[ii] That stuttering stretches language and expresses variation is obvious; or, in theoretical terms, Deleuze might say that dysfluency composes a “minor grammar.”
[iii] Some communication contexts have little to no redundancy and are thus highly susceptible to interruption and error (for example, an air traffic controller). The point is that the vast majority of communicative relations could be reconfigured to make space for dysfluency if not governed by ableist protocols.
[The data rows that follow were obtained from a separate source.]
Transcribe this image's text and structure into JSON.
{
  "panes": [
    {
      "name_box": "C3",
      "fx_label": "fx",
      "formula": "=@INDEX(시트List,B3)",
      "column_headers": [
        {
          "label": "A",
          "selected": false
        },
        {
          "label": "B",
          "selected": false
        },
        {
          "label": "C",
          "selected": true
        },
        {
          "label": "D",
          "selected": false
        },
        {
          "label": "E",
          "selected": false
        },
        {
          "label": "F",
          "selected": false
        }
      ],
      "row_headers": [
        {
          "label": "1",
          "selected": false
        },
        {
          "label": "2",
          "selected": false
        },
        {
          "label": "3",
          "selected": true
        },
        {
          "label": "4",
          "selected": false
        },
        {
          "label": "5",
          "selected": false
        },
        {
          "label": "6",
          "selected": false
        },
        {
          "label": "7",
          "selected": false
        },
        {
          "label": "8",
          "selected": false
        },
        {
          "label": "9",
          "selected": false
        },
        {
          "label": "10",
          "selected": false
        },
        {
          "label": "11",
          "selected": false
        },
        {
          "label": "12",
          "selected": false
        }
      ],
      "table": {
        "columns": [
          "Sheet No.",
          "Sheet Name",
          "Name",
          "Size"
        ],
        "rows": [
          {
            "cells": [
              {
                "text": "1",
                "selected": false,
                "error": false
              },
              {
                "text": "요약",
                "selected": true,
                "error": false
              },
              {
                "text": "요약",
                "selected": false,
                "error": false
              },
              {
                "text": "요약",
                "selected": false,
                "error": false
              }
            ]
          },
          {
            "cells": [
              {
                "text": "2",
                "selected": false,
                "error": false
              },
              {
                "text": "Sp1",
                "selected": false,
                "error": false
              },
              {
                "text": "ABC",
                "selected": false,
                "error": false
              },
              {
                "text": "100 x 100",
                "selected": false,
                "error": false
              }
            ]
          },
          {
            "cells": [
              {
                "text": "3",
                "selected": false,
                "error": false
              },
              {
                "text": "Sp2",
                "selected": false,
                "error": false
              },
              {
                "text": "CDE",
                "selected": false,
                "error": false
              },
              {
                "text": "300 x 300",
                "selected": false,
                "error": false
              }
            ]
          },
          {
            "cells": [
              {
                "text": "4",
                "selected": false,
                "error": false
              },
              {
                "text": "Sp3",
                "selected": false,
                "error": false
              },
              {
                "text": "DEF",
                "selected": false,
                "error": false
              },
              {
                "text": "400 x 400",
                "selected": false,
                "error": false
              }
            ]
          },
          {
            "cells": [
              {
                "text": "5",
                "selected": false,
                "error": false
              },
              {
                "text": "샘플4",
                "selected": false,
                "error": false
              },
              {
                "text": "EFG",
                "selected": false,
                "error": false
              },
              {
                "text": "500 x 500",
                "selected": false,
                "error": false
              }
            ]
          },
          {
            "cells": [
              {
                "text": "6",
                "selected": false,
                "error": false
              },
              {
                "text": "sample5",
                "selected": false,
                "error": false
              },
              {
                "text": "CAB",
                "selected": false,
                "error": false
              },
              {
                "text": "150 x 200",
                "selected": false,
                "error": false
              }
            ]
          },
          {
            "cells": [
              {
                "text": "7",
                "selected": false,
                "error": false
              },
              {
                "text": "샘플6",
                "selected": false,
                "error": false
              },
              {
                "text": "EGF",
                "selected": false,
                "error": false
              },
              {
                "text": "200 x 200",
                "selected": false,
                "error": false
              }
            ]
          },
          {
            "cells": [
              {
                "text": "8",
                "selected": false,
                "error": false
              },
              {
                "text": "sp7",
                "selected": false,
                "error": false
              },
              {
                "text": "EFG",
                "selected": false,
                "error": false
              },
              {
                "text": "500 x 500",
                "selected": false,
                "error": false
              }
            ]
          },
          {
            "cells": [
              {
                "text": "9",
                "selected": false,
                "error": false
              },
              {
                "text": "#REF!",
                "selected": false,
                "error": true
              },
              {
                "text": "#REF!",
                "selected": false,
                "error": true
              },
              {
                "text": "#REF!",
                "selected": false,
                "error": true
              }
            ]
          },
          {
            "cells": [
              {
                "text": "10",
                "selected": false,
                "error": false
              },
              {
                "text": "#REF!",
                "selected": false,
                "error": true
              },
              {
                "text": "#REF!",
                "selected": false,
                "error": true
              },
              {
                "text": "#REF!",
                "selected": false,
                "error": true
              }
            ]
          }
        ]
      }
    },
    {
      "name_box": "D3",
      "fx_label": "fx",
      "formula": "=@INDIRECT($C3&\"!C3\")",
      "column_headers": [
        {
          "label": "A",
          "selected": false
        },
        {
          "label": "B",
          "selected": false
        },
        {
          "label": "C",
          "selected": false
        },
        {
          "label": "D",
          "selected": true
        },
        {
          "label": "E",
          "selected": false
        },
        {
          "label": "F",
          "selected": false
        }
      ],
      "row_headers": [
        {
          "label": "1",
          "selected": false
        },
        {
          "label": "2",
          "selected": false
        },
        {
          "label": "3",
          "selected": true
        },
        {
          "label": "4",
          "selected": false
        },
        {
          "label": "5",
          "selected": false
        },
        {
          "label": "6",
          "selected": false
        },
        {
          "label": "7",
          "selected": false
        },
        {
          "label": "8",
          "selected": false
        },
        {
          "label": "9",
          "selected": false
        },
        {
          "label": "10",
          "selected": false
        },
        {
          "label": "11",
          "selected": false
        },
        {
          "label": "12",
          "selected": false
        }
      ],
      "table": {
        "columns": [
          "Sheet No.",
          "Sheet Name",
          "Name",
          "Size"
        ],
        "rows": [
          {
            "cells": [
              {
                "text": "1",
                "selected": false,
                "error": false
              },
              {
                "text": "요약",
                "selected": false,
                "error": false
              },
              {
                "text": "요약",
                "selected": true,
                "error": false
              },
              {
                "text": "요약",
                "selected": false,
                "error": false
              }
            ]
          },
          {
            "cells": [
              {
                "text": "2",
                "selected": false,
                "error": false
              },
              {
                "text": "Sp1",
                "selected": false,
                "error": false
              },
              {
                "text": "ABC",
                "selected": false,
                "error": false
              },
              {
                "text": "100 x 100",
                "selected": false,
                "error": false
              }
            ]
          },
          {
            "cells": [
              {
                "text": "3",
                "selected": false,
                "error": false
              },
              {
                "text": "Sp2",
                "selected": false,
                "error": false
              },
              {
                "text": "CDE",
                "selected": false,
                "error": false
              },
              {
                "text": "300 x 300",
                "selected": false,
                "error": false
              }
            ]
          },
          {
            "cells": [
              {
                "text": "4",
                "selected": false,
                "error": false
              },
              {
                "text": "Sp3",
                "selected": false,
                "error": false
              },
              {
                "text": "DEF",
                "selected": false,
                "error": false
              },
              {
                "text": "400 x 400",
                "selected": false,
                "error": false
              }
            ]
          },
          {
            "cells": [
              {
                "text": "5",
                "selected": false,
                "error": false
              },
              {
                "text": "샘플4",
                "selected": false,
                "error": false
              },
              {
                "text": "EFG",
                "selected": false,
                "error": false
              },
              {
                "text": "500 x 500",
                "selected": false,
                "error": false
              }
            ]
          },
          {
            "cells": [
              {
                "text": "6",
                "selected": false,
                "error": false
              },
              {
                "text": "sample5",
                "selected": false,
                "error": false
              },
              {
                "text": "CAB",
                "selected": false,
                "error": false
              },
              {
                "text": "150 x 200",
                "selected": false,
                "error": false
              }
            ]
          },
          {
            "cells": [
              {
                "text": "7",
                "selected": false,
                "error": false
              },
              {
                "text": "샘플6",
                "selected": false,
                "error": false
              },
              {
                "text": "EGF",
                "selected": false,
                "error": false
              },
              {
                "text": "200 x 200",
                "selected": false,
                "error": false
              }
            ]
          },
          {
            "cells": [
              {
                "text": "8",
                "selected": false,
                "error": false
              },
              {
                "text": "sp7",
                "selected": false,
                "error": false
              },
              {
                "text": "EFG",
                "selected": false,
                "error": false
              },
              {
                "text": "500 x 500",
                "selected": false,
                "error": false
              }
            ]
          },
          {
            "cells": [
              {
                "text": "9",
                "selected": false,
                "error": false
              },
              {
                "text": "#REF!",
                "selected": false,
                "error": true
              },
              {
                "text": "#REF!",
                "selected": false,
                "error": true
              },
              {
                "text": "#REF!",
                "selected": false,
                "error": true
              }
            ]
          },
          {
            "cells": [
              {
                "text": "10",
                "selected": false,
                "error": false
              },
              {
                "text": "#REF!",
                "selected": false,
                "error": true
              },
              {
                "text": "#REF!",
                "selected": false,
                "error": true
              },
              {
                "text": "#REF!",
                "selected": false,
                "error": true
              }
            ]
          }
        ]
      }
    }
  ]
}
Yet admittedly, what people likely mean is more straight-forward: stuttering interrupts the spontaneous or “natural” flow of meanings exchanged between people (as one of our commentators has said, stuttering can feel like being caught in a traffic jam in rush hour). This intuitive idea highlights an additional meaning of “interrupt”: stuttering seems to thwart our intended meanings and purposes within communicative events (as, of course, they unfold in fluent time). I am apparently a self-interrupting speaker. However, not only, as Zach has previously argued, might we find that we can stutter more “spontaneously” (in Chris Constantino’s terms) from a position of dysfluency pride and activism, but we must remember that language always unfolds in time, and communication is never instantaneous. The idea of being "thwarted" is, in this context, always framed by a fiction of fluency that does not exist.
[iv] At the same time, it is important to note that nearly all of these modes of interruption (which I have cast doubt upon) are precisely what SLP, a medical-industrial complex, has in mind when it frames dysfluency as an interruption. The stuttering event interrupts speech when considered linguistically, phonetically, communicatively, socially, temporally, economically, etc. etc. The fear of interruption is ubiquitous, perfectly evidenced in how SLP thinks about speech and its powers as incredibly fragile. Not only blocks and hesitations—the obvious candidates for an interruption—but repetitions, prolongations, and modulated flow of the voice are defined as interruptions. Why? Because they apparently carry no meaning and thus pose as, at best, an irritation and, at worst, a threat. However, as all of us have discovered when we’re among listeners that truly appreciate and make time for our voices, the voice, speech, language, and communication are far more robust and resilient than SLP seems to imagine.
[v] Israel Shenker, “Stammer Becomes Fashionable: Essential Mark of the English Gentleman,” The Globe and Mail, November, 1970, 12:12, Toronto.